Waiting for our Birman kitten to grow big enough to come home with us gave me time to sew a few things for her. It’s not as if she needed a “layette” as such, baby knitting and sewing little baby nightgowns as I did for my own babies all those years ago. But I did a little sewing, never-the-less, of pussy cat items. A while ago I had acquired a grey fleecy blanket which I cut up and hemmed to make half a dozen smaller blankets. These have been placed in her carry cage, one in her cat tower, one in her little basket, and the others will be handy I’m sure.
Out of a half yard cut of cat fabric I made two “placemats” (about 26in X 18in). One of these is under her feeding station, and the other is under her dirt box. A good way to use up some cat fabric which I’d had for ages.
Most family members have “hand-me-down” items and I have re-used the little bag I originally stitched for our previous cat Muffy. Freshly washed and pressed, it holds such things as her brush and comb.
And this handy little mesh bag holds Gemma’s toys – this was a little purchased bag. So far she hasn’t learnt to roll the little balls along the floor and chase them, but it’s early days yet.

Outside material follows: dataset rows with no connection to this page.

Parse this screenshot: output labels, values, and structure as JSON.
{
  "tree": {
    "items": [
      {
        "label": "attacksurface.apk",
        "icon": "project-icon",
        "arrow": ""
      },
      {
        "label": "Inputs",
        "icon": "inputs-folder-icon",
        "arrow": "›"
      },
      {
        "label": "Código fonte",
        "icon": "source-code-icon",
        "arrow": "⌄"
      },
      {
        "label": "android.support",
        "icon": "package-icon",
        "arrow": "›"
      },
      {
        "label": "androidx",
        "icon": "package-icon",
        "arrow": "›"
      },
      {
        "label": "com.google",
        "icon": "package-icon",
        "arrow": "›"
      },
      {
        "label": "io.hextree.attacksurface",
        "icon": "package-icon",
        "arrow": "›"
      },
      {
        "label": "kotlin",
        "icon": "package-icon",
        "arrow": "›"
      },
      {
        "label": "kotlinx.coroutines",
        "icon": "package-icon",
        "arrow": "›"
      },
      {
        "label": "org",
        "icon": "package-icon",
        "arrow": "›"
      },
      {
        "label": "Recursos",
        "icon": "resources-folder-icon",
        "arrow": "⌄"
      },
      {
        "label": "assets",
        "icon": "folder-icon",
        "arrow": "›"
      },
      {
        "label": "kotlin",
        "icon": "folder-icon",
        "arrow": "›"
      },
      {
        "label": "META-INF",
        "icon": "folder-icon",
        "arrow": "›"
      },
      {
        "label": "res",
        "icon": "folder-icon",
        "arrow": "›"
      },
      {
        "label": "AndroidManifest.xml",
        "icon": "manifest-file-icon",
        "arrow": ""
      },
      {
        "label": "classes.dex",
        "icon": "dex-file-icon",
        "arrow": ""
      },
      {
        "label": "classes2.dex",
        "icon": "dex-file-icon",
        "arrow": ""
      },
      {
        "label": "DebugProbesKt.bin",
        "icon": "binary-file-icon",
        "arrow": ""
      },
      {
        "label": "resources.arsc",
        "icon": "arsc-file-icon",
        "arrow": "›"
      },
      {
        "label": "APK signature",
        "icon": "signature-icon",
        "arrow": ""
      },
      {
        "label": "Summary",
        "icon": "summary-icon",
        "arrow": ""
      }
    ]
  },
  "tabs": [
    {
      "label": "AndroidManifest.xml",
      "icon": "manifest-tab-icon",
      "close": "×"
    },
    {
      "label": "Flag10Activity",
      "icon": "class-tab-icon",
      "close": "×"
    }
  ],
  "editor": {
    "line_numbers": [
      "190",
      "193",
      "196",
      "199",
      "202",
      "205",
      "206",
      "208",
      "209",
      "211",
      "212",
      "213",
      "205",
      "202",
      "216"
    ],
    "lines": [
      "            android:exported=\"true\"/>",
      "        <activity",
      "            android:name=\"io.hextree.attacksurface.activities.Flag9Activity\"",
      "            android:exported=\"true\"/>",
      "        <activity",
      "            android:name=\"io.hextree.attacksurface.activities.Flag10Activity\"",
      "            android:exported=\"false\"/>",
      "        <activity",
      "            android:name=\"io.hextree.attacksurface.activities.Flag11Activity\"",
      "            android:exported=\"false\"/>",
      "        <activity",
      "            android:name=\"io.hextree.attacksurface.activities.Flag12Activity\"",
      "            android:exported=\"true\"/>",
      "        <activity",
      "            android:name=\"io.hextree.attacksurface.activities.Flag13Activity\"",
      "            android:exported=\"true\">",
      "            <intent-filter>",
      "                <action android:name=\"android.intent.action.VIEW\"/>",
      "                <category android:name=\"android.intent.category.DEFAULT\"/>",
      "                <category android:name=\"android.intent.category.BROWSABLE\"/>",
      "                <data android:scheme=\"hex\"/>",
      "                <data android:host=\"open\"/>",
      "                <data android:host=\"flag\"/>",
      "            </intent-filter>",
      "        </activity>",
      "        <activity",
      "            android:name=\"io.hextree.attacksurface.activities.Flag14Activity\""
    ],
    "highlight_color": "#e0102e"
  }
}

Gemma loves playing in her little tunnel, and has just discovered her cat tower. Robin and friend Derek made this and covered it in carpet. We will have to impress on her that yes, she can scratch and climb all over this, but not on the furniture.
Have you heard of the “Legend of the Sacred Temple Cats of Burma”? It goes like this:
“Many centuries ago the Kymer people built beautiful temples to worship their gods. One such temple housed a beautiful golden goddess with sapphire blue eyes, who watched over the transmutation of souls, which means, to change into another form. Mun-ha, one of the most beloved of priests, often knelt in meditation in front of the golden goddess with Sinh, one of the white temple cats, always at his side. As the priest prayed, the sacred cat would gaze at the brilliant goddess.
One night raiders attacked the temple and Mun-ha was killed. As the priest died, Sinh placed his feet on the body of his fallen master and turned to face the golden goddess. Immediately the hairs on his white body turned golden, her beautiful blue eyes became his very own, and his white legs shaded down to a velvety brown. But where his feet rested on his dead master, the whiteness remained white, as a sign of purity.
By the next morning the other one hundred white cats had been transformed like Sinh. This faithful cat died seven days after his master, and carried the priest’s soul with him into Paradise”.